Health Dangers of Excess Salt
It is not that salt is a bad thing, but when we eat it refined and in such large quantities, it can wreak havoc in our body.
- Learn more about salt: The kind we need & the kind we don't
- Sodium content in natural foods
- Retrain your taste buds with these helpful tips
On a processed food diet, the average American consumes close to 4,000 mg of sodium each day, 20-30 times higher than the body was designed to handle. In such quantities, salt upsets the fluid balance of the body, debilitates the circulatory system, and constricts the blood vessels. This, in turn, can cause and aggravate a number of health conditions including:
- Hypertension (increasing the risk of heart disease, stroke, and congestive heart failure)
- Kidney failure
- Nerve degeneration
- Cancerous tumors
Add this to an overworked liver and kidneys, and it becomes easy to see why excessive salt alone can contribute to bodily degeneration. It threatens the cellular integrity and health of every one of our 75 trillion cells.
Most Americans walk around in a perpetual state of dehydration from the sodium and lack of water content in the processed foods they eat.
When the body takes in excess salt, it cries out for more water to dilute the salt crystals, and the body attempts to eliminate the excessive sodium via the liver and kidneys.

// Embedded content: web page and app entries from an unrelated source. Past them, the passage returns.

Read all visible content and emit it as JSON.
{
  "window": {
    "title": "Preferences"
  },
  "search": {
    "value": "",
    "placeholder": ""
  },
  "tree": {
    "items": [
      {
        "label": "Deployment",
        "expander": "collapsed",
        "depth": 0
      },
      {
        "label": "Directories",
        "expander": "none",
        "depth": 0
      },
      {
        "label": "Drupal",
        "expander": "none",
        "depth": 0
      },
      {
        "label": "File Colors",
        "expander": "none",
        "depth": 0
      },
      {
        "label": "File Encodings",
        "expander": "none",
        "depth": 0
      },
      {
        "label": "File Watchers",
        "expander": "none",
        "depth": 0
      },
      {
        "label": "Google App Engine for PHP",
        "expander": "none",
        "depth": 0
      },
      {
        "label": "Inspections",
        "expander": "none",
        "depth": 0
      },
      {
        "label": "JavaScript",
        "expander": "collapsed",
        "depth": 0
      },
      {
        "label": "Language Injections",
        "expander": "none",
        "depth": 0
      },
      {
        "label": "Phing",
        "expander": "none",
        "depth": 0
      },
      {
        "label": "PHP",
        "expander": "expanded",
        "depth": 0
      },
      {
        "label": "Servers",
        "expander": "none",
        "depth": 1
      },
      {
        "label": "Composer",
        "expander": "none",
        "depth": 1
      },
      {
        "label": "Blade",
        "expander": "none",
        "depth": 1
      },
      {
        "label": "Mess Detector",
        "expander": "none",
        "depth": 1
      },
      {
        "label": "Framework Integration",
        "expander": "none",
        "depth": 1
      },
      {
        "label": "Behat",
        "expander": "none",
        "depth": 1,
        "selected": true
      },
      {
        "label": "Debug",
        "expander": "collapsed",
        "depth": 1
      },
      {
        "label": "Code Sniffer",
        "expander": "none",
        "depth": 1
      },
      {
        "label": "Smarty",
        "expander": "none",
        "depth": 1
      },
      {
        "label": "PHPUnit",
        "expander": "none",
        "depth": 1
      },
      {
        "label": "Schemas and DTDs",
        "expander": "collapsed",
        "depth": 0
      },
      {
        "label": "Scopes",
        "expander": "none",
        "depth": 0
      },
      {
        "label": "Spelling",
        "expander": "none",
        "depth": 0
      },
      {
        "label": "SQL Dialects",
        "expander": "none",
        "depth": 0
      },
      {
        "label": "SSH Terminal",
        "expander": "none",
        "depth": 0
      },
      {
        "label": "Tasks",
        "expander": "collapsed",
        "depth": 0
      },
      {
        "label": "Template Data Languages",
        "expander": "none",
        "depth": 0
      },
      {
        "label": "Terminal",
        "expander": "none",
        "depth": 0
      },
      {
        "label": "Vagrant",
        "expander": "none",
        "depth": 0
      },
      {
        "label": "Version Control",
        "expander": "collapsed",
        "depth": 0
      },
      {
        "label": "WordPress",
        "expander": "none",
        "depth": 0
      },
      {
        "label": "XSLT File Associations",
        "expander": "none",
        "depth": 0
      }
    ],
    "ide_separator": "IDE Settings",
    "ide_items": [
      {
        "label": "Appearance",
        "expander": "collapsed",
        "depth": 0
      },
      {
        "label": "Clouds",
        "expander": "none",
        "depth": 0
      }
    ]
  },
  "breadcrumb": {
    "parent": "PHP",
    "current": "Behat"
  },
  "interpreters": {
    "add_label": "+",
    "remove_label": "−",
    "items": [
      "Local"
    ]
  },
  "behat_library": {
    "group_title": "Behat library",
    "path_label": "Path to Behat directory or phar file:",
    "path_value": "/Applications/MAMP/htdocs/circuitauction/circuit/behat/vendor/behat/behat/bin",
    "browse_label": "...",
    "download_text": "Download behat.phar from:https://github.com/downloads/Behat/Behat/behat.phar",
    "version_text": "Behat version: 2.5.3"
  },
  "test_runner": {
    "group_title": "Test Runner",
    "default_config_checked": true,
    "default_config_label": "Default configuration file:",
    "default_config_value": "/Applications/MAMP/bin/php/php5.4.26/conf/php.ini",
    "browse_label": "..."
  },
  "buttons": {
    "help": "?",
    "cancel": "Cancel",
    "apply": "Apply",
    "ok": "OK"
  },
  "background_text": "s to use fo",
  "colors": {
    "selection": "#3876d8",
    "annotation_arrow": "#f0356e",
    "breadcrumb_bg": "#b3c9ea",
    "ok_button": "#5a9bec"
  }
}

As more and more sodium enters the body due to excessive salt in our diet, salt is retained in storage areas throughout the body, i.e. our cells. More water is also retained to try to neutralize the continual sodium excess, and the body becomes overtaxed and "waterlogged." Just 1 oz. of excess salt in the body retains 3 quarts of water (or 6 lbs. of excess bodily water and fluids!). Cells bulge and begin to lose their elasticity, contributing to cellulite. Our body becomes bloated, as evidenced by puffy eyes, hands, legs, and feet.
The Sodium/Potassium Factor
Sodium and potassium work closely together to maintain a delicate balance within the cells of the body, ensuring that nutrients are taken into the cell and waste is removed. When the body becomes waterlogged, this balance is damaged and waste cannot effectively be removed, creating cellular congestion. Potassium levels fall, leading to fatigue and irritability. The cells in our skin are contained in a fibrous mesh, and when these cells become waterlogged from too much sodium, they expand and damage this fibrous mesh. As a result, our skin becomes less elastic and more prone to conditions such as cellulite.
When we take a look at the ratio of sodium to potassium in refined foods, the sodium content is typically far higher. In comparison, fresh fruits and vegetables are naturally either higher in potassium than sodium, or found in a similar quantity.
When the potassium/sodium ratio is altered to be heavily disproportionate towards sodium, a degeneration within the body occurs and the door opens for disease. A severe enough potassium deficiency caused by excessive salt intake can cause the muscles, valves, and arteries of the cardiovascular system to adapt by shrinking, calcifying, and scarring tissue and setting the state for heart failure.
When we start a healthy diet, we often lose a dramatic amount of weight in the first 2 weeks. This is due to the excess water that the body was storing which it now releases as the sodium balance normalizes. Even though the weight loss is largely water and not fat, don't downplay the loss and say "oh, it's just water" - ridding the body off all this excess water is just as important as fat loss!
- Health dangers of excess salt
- Sodium in natural foods
- Retraining your taste buds
- The Dirty Dozen: What they are & why you should avoid them
- What are processed and refined foods
- Additives & chemicals in our food
- Get off the diet merry-go-round
- Healthy food choices for children
- Healthy food choices for pets
- The FDA: Failure to protect our food on a mass scale
- Food pyramids & food politics